A complex project
The Judge Doyle Square saga has been unfolding for more than 12 years. In March 2012, a draft staff report envisioned new hotels, housing, offices, stores, restaurants, a bike center and a massive underground parking garage on the two blocks in “possibly as complex a project as the city has ever undertaken.”
In 2016 — after failed attempts to advance the project — the city chose Beitler for the redevelopment. Beitler’s design drew accolades, but legal disputes with the city followed and in January 2019 the City Council approved paying Beitler $700,000 to give up its development rights to the Municipal Building block.
The city then issued a new request for proposals and eventually chose Stone House for that portion of the project.
After the underground Wilson Street Garage opened in June 2020, the city proceeded with demolition of the aging Government East parking garage to pave the way for Beitler’s two projects on that block: the hotel and potential apartments.
In October 2020, Beitler announced it planned to build a nine-story, less-flashy structure than originally proposed but one that retained the curved shape facing the street. The city approved the change, and Beitler was to have secured building permits by the end of 2021.
But Beitler assigned its development rights for the hotel to Mortenson late last year, and Mortenson secured approvals for the hotel.
Beitler also had initial general approval for the housing project, with building permits to be secured no later than the end of 2022 but reached an agreement to also assign the development rights for that portion of the project to Mortenson.
In the end, the two main goals of the Judge Doyle Square project — replacing Government East and securing a new hotel to serve Monona Terrace — will have been met, Verveer said.
“Once complete, these two blocks will bring even more energy to our already vibrant Downtown,” Rhodes-Conway said.
Dean Mosiman's memorable stories from 2021
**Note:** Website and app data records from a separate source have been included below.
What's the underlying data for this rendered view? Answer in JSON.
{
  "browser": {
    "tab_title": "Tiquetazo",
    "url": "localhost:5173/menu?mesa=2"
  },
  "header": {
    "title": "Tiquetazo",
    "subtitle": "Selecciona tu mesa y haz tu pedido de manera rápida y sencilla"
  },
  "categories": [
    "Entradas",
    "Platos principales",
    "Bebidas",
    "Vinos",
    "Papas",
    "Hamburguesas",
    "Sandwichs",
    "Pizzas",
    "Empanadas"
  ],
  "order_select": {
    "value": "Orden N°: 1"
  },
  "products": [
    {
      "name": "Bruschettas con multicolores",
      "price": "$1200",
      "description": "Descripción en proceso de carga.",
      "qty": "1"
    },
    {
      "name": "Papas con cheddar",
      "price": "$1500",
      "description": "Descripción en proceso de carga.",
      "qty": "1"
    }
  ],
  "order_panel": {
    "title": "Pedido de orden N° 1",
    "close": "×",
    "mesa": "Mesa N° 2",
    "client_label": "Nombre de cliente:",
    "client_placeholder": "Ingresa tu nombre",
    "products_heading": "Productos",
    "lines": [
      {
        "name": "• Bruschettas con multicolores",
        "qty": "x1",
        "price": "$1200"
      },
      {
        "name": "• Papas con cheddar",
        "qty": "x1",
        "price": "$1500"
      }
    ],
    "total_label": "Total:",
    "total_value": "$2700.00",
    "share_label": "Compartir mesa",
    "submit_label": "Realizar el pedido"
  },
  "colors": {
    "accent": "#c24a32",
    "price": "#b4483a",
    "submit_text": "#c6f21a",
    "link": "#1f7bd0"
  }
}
As the community emerged from the COVID-19 pandemic, it's been amazing to witness the creativity, dedication to causes and resilience that give hope and promise. I chose stories that reflect that dynamic, some involving long-held dreams, including pieces about a vision for the next Downtown in the wake of the pandemic and protests against racism, and the Bayview Foundation's plans for redevelopment of low-income housing into what will be one of the coolest neighborhoods in Madison. A proposal for an 18-story housing tower that would have razed the historic Wonder Bar with its gangster lore on the South Side revived a movement to save the building with the final chapters of the saga yet to be written. After fits and starts, the Wisconsin Historical Society chose a site for a long-sought, $120 million museum at the top of State Street. And I was able to document the move of a homeless man from the once sprawling homeless encampment at Reindahl Park near East Towne to the city's first tiny shelter encampment in an industrial area on the Southeast Side.
There's been so much more -- the plight of event venues amid the pandemic, the Urban League of Greater Madison's proposed Black Business Hub and the unveiling of plans for the Center for Black Excellence and Culture, both on the South Side, new investments and initiatives to address gun violence, the coming of bus rapid transit and a transit network redesign.
It will be something to watch so many of these ventures come to fruition in coming years.
With hard lessons from the pandemic and protests, Madison looks to forge a more diverse, inviting Downtown.
The nonprofit Bayview Foundation is poised to launch a $50 million, low-income redevelopment that could become one of the city's coolest neigh…
McGrath Properties original proposal for an 18-million redevelopment, the tallest residential building in the city, would have razed the Colis…
The Wisconsin Historical Society, after picking a site for a new $120 million museum at the top of State Street, unveiled plans that show a gl…